- TASK TO CARRY OUT -
Word for word, retype every line of the data.

### INPUT FOR THIS TASK ###

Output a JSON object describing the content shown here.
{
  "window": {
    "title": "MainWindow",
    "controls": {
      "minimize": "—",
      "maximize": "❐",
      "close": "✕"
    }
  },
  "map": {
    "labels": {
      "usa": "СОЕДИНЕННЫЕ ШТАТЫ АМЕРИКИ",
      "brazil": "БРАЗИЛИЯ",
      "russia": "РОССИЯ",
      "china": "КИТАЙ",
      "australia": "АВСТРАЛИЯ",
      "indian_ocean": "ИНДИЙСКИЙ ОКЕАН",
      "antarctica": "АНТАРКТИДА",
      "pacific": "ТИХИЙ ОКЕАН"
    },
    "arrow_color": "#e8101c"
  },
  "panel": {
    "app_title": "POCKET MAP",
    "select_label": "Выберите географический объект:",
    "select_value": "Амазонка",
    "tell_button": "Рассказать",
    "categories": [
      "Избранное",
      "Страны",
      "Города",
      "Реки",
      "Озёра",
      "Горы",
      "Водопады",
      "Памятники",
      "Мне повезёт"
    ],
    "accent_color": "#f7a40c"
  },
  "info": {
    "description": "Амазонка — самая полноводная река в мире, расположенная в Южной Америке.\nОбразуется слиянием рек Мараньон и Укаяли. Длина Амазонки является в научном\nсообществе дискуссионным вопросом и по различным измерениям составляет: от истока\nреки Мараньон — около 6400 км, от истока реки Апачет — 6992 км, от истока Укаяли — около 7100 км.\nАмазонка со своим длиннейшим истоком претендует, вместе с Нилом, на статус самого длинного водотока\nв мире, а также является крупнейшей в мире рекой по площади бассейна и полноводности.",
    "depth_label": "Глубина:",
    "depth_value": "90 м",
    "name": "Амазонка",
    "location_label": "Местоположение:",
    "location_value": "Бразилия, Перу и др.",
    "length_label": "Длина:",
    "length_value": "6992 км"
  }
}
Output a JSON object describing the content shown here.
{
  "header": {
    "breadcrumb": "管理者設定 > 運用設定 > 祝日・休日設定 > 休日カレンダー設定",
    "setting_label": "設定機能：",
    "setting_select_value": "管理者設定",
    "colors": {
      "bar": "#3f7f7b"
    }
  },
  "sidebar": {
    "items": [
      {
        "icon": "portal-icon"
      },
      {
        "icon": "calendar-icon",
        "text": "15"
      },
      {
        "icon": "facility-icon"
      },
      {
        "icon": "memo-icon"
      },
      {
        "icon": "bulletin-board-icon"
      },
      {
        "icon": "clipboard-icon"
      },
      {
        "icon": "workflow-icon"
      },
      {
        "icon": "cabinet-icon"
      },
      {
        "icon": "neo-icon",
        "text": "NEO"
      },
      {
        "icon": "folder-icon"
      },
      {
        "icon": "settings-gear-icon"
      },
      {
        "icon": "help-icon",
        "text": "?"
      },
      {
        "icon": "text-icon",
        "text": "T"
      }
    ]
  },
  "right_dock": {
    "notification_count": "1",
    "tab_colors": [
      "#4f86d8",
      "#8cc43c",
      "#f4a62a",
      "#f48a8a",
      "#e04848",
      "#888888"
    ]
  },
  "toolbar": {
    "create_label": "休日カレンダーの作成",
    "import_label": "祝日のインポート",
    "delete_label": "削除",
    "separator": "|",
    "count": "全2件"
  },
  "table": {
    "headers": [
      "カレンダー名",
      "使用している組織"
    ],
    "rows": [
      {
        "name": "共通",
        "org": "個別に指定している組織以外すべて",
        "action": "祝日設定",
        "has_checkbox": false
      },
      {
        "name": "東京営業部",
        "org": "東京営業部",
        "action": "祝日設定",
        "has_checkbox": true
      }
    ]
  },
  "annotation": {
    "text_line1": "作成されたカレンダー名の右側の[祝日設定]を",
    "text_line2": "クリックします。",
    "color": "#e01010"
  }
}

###

- SOLUTION TO THIS TASK -
Output a JSON object describing the content shown here.
{
  "window": {
    "title": "MainWindow",
    "controls": {
      "minimize": "—",
      "maximize": "❐",
      "close": "✕"
    }
  },
  "map": {
    "labels": {
      "usa": "СОЕДИНЕННЫЕ ШТАТЫ АМЕРИКИ",
      "brazil": "БРАЗИЛИЯ",
      "russia": "РОССИЯ",
      "china": "КИТАЙ",
      "australia": "АВСТРАЛИЯ",
      "indian_ocean": "ИНДИЙСКИЙ ОКЕАН",
      "antarctica": "АНТАРКТИДА",
      "pacific": "ТИХИЙ ОКЕАН"
    },
    "arrow_color": "#e8101c"
  },
  "panel": {
    "app_title": "POCKET MAP",
    "select_label": "Выберите географический объект:",
    "select_value": "Амазонка",
    "tell_button": "Рассказать",
    "categories": [
      "Избранное",
      "Страны",
      "Города",
      "Реки",
      "Озёра",
      "Горы",
      "Водопады",
      "Памятники",
      "Мне повезёт"
    ],
    "accent_color": "#f7a40c"
  },
  "info": {
    "description": "Амазонка — самая полноводная река в мире, расположенная в Южной Америке.\nОбразуется слиянием рек Мараньон и Укаяли. Длина Амазонки является в научном\nсообществе дискуссионным вопросом и по различным измерениям составляет: от истока\nреки Мараньон — около 6400 км, от истока реки Апачет — 6992 км, от истока Укаяли — около 7100 км.\nАмазонка со своим длиннейшим истоком претендует, вместе с Нилом, на статус самого длинного водотока\nв мире, а также является крупнейшей в мире рекой по площади бассейна и полноводности.",
    "depth_label": "Глубина:",
    "depth_value": "90 м",
    "name": "Амазонка",
    "location_label": "Местоположение:",
    "location_value": "Бразилия, Перу и др.",
    "length_label": "Длина:",
    "length_value": "6992 км"
  }
}
Output a JSON object describing the content shown here.
{
  "header": {
    "breadcrumb": "管理者設定 > 運用設定 > 祝日・休日設定 > 休日カレンダー設定",
    "setting_label": "設定機能：",
    "setting_select_value": "管理者設定",
    "colors": {
      "bar": "#3f7f7b"
    }
  },
  "sidebar": {
    "items": [
      {
        "icon": "portal-icon"
      },
      {
        "icon": "calendar-icon",
        "text": "15"
      },
      {
        "icon": "facility-icon"
      },
      {
        "icon": "memo-icon"
      },
      {
        "icon": "bulletin-board-icon"
      },
      {
        "icon": "clipboard-icon"
      },
      {
        "icon": "workflow-icon"
      },
      {
        "icon": "cabinet-icon"
      },
      {
        "icon": "neo-icon",
        "text": "NEO"
      },
      {
        "icon": "folder-icon"
      },
      {
        "icon": "settings-gear-icon"
      },
      {
        "icon": "help-icon",
        "text": "?"
      },
      {
        "icon": "text-icon",
        "text": "T"
      }
    ]
  },
  "right_dock": {
    "notification_count": "1",
    "tab_colors": [
      "#4f86d8",
      "#8cc43c",
      "#f4a62a",
      "#f48a8a",
      "#e04848",
      "#888888"
    ]
  },
  "toolbar": {
    "create_label": "休日カレンダーの作成",
    "import_label": "祝日のインポート",
    "delete_label": "削除",
    "separator": "|",
    "count": "全2件"
  },
  "table": {
    "headers": [
      "カレンダー名",
      "使用している組織"
    ],
    "rows": [
      {
        "name": "共通",
        "org": "個別に指定している組織以外すべて",
        "action": "祝日設定",
        "has_checkbox": false
      },
      {
        "name": "東京営業部",
        "org": "東京営業部",
        "action": "祝日設定",
        "has_checkbox": true
      }
    ]
  },
  "annotation": {
    "text_line1": "作成されたカレンダー名の右側の[祝日設定]を",
    "text_line2": "クリックします。",
    "color": "#e01010"
  }
}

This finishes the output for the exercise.